Let’s talk about environmental justice - particularly in light of climate change. I first learned of the concept of environmental justice when I was an undergrad in the 1990s at the UW Nelson Institute. At that point, environmental injustices were related primarily to the unequal distribution of pollution, toxic waste, and pesticides. The discussion focused on how people of particular races, classes, and geographic locations - whether by design or lack of design - are more profoundly impacted by the ...Continue Reading
January 2022 – Ice Fishing
On a fairly regular basis, I drive toward downtown Madison along the shores of Lake Monona on John Nolen Drive. On early winter days, my kids and I place odds on when we’ll first see ice shanties pop up on Monona Bay. It seems like a mere skim of ice over the bay sparks fisher-men and -women into action with their augers and tip-ups and quiet patience. Long a tradition in Wisconsin - including several millennia prior to the arrival ...Continue Reading
December 2021 – Evergreens
While the bleak winterscape pales in comparison to the colors other seasons offer, it’s a perfect time to gain a new appreciation for trees that do provide a visual break from white and grey.
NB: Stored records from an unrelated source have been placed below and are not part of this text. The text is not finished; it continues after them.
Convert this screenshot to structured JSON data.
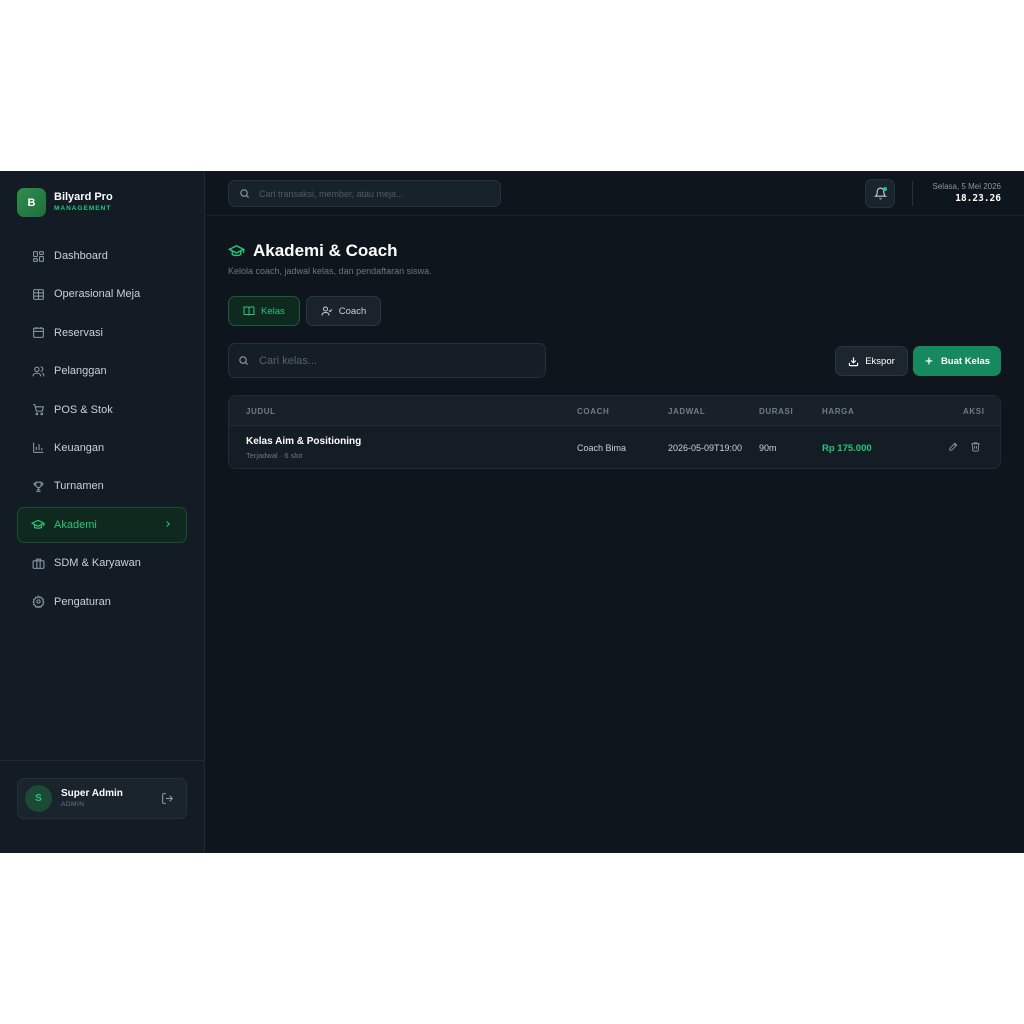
{
  "brand": {
    "initial": "B",
    "name": "Bilyard Pro",
    "subtitle": "MANAGEMENT"
  },
  "sidebar": {
    "items": [
      {
        "label": "Dashboard",
        "icon": "grid-icon"
      },
      {
        "label": "Operasional Meja",
        "icon": "table-icon"
      },
      {
        "label": "Reservasi",
        "icon": "calendar-icon"
      },
      {
        "label": "Pelanggan",
        "icon": "users-icon"
      },
      {
        "label": "POS & Stok",
        "icon": "cart-icon"
      },
      {
        "label": "Keuangan",
        "icon": "bar-chart-icon"
      },
      {
        "label": "Turnamen",
        "icon": "trophy-icon"
      },
      {
        "label": "Akademi",
        "icon": "graduation-cap-icon",
        "active": true
      },
      {
        "label": "SDM & Karyawan",
        "icon": "briefcase-icon"
      },
      {
        "label": "Pengaturan",
        "icon": "gear-icon"
      }
    ]
  },
  "user": {
    "initial": "S",
    "name": "Super Admin",
    "role": "ADMIN"
  },
  "topbar": {
    "search_placeholder": "Cari transaksi, member, atau meja...",
    "date": "Selasa, 5 Mei 2026",
    "time": "18.23.26"
  },
  "page": {
    "title": "Akademi & Coach",
    "subtitle": "Kelola coach, jadwal kelas, dan pendaftaran siswa."
  },
  "tabs": [
    {
      "label": "Kelas",
      "active": true
    },
    {
      "label": "Coach",
      "active": false
    }
  ],
  "toolbar": {
    "search_placeholder": "Cari kelas...",
    "export_label": "Ekspor",
    "create_label": "Buat Kelas"
  },
  "table": {
    "headers": [
      "JUDUL",
      "COACH",
      "JADWAL",
      "DURASI",
      "HARGA",
      "AKSI"
    ],
    "rows": [
      {
        "title": "Kelas Aim & Positioning",
        "status": "Terjadwal · 6 slot",
        "coach": "Coach Bima",
        "schedule": "2026-05-09T19:00",
        "duration": "90m",
        "price": "Rp 175.000"
      }
    ]
  },
  "colors": {
    "accent": "#22c77a",
    "background": "#0f151c",
    "sidebar": "#131c24",
    "primary_button": "#168a5e"
  }
}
Though the words “conifer” and “evergreen” are often used interchangeably, not all evergreens are conifers, and not all conifers are evergreen. “Evergreen” is a non-scientific term used to describe plants that maintain their leaves or needles throughout the seasons, whereas “conifers'' are cone-bearing trees or shrubs. ...Continue Reading
November 2021 – Forest Bathing
I had previously heard of “forest bathing” or shinrin-yoku, the Japanese term for taking in the atmosphere of the forest. I first learned of this unique practice when I was contemplating and building a case for the idea that a connection to nature is more than just “tree-hugging,” it’s beneficial to childrens’ health and well-being. But I had never officially - intentionally - partaken in forest bathing. It was amid a casual conversation. A friend who was over for dinner ...Continue Reading
October 2021 – “The Colors”
I took a weekend trip to Door County recently and as I prepared for the journey, several people commented on how nice they expected “the colors” would be. They were, of course, referring to the fall foliage, and indeed the Fall Color Report from Travel Wisconsin noted Door County would be just before peak color that week. When I arrived, true to the data, the sumacs, maples, and ash trees dotted the landscape with red and gold, while the oaks ...Continue Reading
September 2021 – Acorns
I don’t know if the same is happening in your neighborhood, but the oak trees in my area are just raining acorns this year. Never in my ten years of living under oaks have I seen so many acorns. The plinking and thunking of acorns hitting the roof, bouncing off the grill top, and pelting the patio furniture (and the hapless souls sitting in that furniture) has been ceaseless for the past three weeks - it keeps us up at ...Continue Reading
August 2021 – Solastalgia
I learned a new term this past year: solastalgia. Based on the Latin terms solacium (comfort) and algia or algos (pain), solastalgia is the anxiety or despair one experiences due to losing the comforts of one's surroundings because of environmental degradation. Akin to the term nostalgia, which describes the sad or sentimental longing for a past time or place, solastalgia is the feeling of loss and hopelessness associated with changes in one’s environment or ecosystem as a result of climate ...Continue Reading
July 2021 – Tree Equity
An interesting article came across my inbox a few weeks ago. It was an interactive, visual narrative from the New York Times’ opinion section that demonstrated the difference between tree coverage in wealthier (and whiter) neighborhoods vs those that are less wealthy. The authors note that “neighborhoods with a majority of people in poverty have 25 percent less tree canopy on average than those with a minority of people in the most extreme cases, wealthy areas have 65 percent ...Continue Reading